__Assignment__. Every line with the string "this" must be copied from the entries below.

[[ Information open ]]

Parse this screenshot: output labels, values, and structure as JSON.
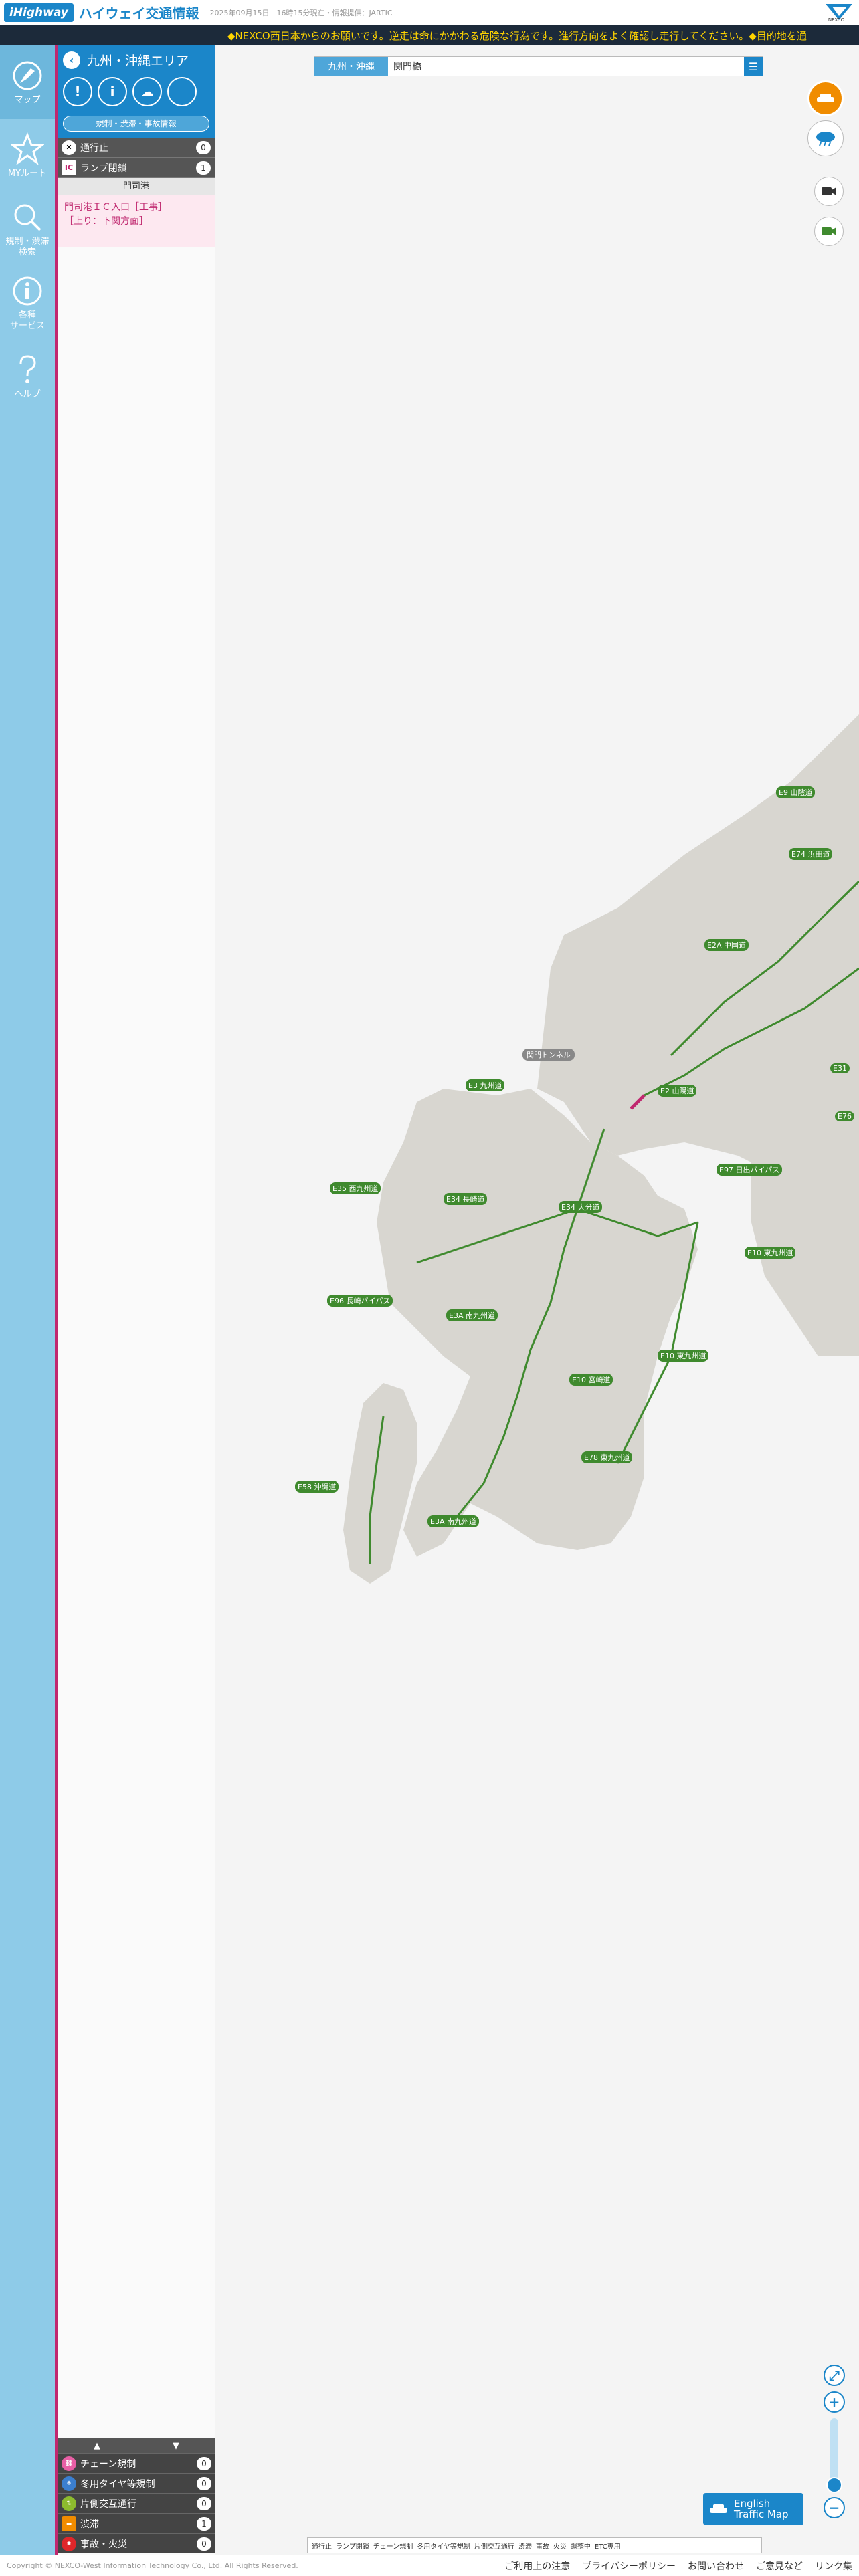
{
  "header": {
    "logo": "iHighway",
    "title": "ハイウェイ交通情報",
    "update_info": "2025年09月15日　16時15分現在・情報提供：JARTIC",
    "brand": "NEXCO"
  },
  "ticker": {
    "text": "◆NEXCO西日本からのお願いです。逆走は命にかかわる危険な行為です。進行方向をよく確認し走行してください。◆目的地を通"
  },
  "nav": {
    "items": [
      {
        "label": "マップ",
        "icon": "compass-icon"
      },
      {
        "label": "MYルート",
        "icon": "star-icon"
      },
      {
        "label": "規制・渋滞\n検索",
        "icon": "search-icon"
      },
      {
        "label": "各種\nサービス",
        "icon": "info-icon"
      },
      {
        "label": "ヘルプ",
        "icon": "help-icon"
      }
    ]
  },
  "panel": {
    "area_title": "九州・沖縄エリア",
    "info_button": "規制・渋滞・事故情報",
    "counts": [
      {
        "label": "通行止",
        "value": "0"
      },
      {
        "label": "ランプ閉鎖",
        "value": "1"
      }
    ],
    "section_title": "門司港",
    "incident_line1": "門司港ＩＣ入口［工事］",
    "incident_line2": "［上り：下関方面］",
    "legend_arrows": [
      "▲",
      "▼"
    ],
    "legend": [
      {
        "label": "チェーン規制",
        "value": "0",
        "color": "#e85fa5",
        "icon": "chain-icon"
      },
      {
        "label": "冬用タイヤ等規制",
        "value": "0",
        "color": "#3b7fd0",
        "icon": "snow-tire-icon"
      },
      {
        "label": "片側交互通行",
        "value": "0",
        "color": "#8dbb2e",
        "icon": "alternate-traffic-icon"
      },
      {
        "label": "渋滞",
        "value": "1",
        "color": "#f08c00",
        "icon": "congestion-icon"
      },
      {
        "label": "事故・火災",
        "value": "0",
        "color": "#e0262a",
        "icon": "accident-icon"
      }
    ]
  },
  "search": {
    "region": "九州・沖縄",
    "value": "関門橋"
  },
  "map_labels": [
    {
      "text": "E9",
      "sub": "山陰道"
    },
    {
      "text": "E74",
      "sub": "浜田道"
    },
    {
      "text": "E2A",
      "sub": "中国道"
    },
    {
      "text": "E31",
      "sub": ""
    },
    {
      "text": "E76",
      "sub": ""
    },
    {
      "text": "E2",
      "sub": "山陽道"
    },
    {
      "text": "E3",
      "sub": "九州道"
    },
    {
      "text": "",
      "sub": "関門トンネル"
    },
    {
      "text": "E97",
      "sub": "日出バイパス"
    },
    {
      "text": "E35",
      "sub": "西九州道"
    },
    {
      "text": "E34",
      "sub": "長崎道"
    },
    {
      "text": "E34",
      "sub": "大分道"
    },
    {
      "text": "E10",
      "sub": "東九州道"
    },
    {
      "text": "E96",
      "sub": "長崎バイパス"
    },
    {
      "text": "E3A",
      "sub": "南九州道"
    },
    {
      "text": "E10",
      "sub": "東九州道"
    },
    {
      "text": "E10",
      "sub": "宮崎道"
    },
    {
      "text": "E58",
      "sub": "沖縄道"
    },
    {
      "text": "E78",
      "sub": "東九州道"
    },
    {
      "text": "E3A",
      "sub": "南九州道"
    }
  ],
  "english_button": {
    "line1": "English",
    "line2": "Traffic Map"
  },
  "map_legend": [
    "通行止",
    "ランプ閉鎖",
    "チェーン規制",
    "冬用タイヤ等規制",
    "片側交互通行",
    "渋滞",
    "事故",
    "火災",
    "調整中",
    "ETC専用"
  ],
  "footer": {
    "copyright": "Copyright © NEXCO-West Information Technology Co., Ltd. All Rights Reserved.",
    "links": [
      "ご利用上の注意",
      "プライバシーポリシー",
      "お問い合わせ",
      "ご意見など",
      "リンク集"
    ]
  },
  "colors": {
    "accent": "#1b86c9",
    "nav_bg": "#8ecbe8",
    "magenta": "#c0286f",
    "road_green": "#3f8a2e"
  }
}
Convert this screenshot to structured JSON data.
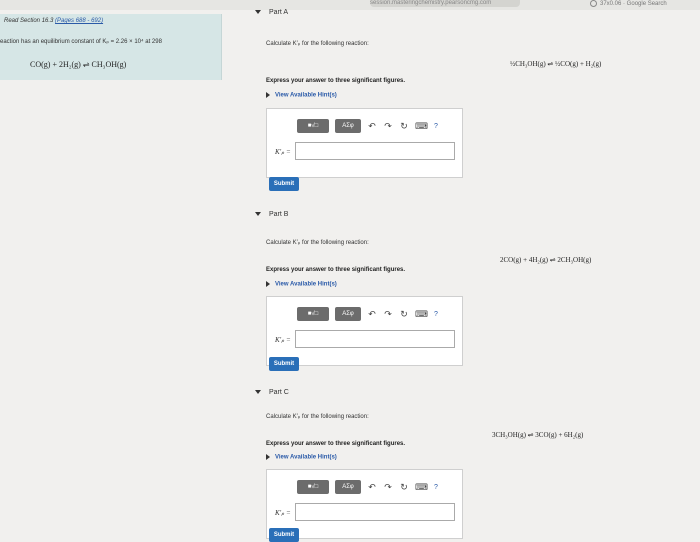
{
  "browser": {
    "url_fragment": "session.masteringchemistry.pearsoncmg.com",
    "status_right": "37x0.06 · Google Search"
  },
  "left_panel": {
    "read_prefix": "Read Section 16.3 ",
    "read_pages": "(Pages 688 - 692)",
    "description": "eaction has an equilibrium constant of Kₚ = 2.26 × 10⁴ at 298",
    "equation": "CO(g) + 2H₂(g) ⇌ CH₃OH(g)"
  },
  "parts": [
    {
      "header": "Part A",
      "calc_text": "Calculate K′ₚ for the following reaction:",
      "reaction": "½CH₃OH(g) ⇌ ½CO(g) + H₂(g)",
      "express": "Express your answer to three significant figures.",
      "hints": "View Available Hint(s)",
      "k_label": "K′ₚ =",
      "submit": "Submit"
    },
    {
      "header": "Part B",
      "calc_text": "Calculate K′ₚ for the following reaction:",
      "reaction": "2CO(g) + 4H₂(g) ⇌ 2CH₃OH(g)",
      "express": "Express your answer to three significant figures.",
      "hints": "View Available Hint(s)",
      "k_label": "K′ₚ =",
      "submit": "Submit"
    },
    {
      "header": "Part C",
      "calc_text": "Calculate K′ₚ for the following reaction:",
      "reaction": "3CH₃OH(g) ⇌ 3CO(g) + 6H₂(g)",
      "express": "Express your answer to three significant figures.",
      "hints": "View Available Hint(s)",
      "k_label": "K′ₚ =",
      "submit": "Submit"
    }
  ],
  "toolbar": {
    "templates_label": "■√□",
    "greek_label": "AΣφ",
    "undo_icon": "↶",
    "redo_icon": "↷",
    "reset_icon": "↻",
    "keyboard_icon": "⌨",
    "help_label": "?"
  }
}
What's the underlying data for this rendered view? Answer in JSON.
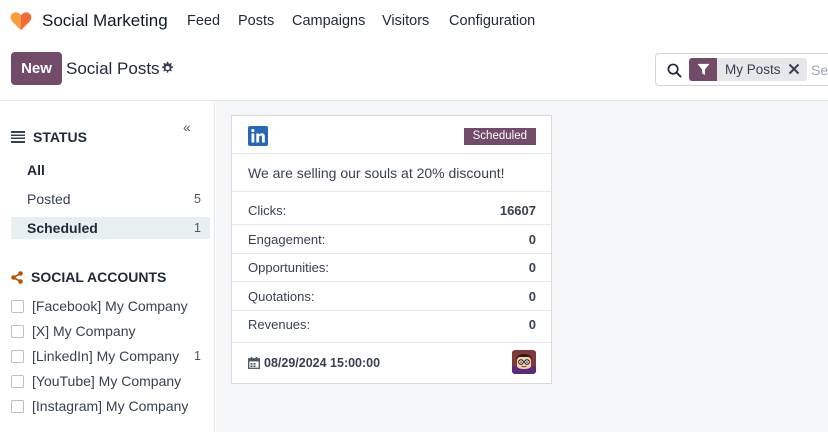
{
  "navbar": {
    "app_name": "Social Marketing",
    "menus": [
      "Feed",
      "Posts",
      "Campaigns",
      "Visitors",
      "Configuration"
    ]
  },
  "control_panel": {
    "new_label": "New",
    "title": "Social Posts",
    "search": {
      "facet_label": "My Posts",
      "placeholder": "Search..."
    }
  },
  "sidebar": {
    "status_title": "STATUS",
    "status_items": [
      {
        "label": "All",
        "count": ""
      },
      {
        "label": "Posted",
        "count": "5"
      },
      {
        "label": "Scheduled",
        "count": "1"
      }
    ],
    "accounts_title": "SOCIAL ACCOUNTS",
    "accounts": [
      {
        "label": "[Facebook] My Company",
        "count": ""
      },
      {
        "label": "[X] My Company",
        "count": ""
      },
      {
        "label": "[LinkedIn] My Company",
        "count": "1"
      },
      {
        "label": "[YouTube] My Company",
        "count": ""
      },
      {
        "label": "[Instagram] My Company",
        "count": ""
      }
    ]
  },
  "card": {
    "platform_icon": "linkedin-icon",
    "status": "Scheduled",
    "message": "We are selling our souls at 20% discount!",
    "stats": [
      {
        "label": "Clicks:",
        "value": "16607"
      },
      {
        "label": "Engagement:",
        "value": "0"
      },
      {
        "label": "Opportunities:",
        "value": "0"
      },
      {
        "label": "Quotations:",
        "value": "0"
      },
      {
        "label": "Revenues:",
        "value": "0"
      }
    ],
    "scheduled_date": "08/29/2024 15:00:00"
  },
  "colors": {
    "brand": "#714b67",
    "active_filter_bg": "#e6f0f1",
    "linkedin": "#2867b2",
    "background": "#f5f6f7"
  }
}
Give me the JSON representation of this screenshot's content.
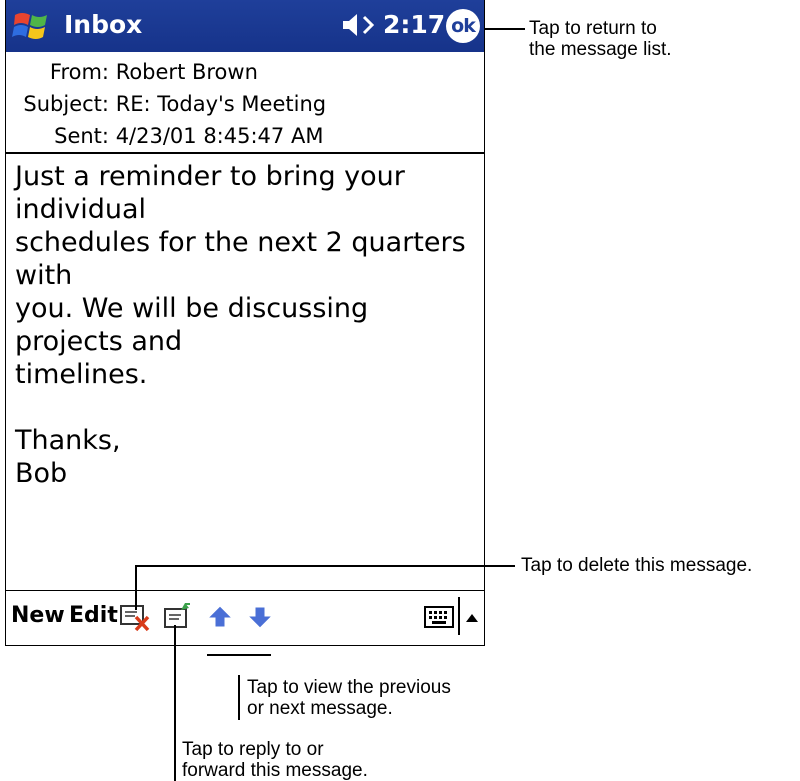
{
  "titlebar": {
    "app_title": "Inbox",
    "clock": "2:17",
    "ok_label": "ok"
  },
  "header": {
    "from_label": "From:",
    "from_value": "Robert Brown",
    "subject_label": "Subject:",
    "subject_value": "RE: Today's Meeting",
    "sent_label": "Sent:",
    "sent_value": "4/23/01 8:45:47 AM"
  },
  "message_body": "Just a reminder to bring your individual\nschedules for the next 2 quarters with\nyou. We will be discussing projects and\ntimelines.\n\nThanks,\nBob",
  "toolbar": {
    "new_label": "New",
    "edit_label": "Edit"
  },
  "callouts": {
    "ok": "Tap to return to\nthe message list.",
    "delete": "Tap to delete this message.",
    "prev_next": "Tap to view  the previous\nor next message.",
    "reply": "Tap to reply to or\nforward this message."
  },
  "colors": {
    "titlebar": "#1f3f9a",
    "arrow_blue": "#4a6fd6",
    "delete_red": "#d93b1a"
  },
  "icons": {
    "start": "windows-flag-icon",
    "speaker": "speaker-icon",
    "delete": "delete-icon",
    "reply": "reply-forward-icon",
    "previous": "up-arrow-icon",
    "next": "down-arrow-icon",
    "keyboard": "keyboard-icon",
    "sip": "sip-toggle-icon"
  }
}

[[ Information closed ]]

__Result__.
Parse this screenshot: output labels, values, and structure as JSON.
Convert this screenshot to structured JSON data.
What's the underlying data for this rendered view? Answer in JSON.
Give me the JSON representation of this screenshot's content.
    "delete": "Tap to delete this message.",
    "reply": "Tap to reply to or\nforward this message."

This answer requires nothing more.